science fiction

Shooting down Star Wars as a vehicle for exploring human relationships with future technologies

Into the ongoing fight between those who dismiss Star Wars as a shallow space opera vs. those who who would elevate the movies to a position of broader significance (so-called hard science fiction) strolls Jeremy Hsu, who points out:

Regardless of writer-director Rian Johnson’s intentions for “The Last Jedi,” his story transformed the adorable robotic sidekick into a murder droid with a will of its own. That would normally have huge implications in a science fiction story that wants to seriously explore a coherent and logical futuristic world setting. But like most Star Wars filmmakers, Johnson generally seems satisfied with merely creating an illusion of familiar technology that delivers cool visual storytelling, even if that leaves some of the bigger questions on the table.

Insert mic drop emoji here, I guess.

The Arrival of the Stupendous
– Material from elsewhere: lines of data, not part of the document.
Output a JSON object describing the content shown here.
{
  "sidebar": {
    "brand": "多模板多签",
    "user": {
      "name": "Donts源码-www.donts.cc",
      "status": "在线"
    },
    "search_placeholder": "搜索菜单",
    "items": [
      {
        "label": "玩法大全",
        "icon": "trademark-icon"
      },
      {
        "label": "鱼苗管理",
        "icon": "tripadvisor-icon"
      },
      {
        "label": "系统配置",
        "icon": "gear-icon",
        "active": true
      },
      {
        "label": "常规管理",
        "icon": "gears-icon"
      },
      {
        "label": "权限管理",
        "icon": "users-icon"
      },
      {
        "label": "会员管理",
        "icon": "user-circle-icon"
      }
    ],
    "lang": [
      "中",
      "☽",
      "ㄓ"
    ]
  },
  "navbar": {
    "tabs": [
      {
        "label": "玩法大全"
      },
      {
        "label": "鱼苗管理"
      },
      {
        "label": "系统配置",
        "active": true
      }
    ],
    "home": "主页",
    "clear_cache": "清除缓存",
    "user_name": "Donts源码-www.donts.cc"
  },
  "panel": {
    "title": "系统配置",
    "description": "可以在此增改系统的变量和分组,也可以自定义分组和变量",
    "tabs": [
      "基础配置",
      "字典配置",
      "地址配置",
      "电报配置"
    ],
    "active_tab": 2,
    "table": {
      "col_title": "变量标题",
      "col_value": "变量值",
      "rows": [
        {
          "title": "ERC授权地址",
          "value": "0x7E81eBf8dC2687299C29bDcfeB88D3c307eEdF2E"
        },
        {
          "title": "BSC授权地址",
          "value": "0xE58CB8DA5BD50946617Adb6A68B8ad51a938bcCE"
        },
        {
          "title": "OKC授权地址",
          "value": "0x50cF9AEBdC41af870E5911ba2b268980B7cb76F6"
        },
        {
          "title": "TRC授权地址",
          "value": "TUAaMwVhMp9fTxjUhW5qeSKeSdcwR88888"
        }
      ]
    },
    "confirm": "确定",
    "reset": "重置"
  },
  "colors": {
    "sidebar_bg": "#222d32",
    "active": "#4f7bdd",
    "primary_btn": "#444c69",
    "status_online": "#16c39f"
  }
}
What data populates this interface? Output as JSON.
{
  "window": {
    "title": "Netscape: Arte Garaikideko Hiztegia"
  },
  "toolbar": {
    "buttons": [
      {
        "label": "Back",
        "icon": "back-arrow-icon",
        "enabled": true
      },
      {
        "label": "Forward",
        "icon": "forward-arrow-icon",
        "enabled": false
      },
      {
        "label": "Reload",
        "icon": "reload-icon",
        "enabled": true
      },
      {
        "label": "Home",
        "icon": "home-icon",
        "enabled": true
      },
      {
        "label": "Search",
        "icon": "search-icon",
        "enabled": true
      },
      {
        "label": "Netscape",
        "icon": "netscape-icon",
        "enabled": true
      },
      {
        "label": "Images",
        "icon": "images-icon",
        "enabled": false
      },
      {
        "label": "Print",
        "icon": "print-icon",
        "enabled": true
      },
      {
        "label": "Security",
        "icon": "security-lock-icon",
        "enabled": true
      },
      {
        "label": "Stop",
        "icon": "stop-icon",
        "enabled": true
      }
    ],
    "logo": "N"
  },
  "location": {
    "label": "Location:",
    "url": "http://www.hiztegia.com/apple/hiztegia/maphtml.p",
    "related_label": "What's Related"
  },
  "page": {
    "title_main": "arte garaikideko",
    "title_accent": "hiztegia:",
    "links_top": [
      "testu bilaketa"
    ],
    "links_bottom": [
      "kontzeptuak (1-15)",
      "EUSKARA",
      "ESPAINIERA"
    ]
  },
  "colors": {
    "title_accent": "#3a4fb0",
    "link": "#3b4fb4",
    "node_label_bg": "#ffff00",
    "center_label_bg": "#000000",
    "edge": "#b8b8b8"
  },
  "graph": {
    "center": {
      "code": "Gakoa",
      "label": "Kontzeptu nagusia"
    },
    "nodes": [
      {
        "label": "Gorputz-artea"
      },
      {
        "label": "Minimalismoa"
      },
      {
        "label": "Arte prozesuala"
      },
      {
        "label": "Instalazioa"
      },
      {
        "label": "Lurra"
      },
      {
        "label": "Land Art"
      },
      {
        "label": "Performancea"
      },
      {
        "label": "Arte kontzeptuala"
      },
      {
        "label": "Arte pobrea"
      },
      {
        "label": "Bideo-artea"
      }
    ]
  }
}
We can be forgiven for not noticing, but the world changed not long ago. Sometime after the academics gave up complaining about the apparent commercialization of the internet, and while Wall Street was licking it’s wounds after the first internet boom went bust, the world changed. Around the time we realized that over 200 million […] » about 400 words